■ Directions for this task ■
Below, find each line holding "your" and state how many there are, using the number alone.

Data records for software interfaces

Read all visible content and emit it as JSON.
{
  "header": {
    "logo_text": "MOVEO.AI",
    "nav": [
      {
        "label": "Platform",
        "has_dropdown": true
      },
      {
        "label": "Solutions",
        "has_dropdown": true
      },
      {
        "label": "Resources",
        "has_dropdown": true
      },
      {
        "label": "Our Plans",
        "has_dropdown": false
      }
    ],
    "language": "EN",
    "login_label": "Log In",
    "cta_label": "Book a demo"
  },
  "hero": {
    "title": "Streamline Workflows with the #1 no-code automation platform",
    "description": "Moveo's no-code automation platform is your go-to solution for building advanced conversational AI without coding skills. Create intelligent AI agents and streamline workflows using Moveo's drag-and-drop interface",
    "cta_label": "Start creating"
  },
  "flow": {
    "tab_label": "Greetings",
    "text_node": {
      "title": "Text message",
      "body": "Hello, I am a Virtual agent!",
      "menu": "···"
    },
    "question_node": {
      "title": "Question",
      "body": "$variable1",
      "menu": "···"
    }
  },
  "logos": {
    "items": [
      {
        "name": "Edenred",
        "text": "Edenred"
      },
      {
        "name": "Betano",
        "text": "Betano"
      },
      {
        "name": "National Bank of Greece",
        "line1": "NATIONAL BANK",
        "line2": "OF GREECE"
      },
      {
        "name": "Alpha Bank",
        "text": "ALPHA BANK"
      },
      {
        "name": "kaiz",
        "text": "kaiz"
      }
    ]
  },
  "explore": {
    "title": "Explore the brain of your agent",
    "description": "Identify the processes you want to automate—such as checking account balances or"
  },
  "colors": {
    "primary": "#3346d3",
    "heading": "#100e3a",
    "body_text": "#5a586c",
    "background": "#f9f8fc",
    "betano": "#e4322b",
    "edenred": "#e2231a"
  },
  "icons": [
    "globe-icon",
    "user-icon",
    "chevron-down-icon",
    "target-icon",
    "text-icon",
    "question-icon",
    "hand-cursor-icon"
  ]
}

■ Answer to this exercise ■
2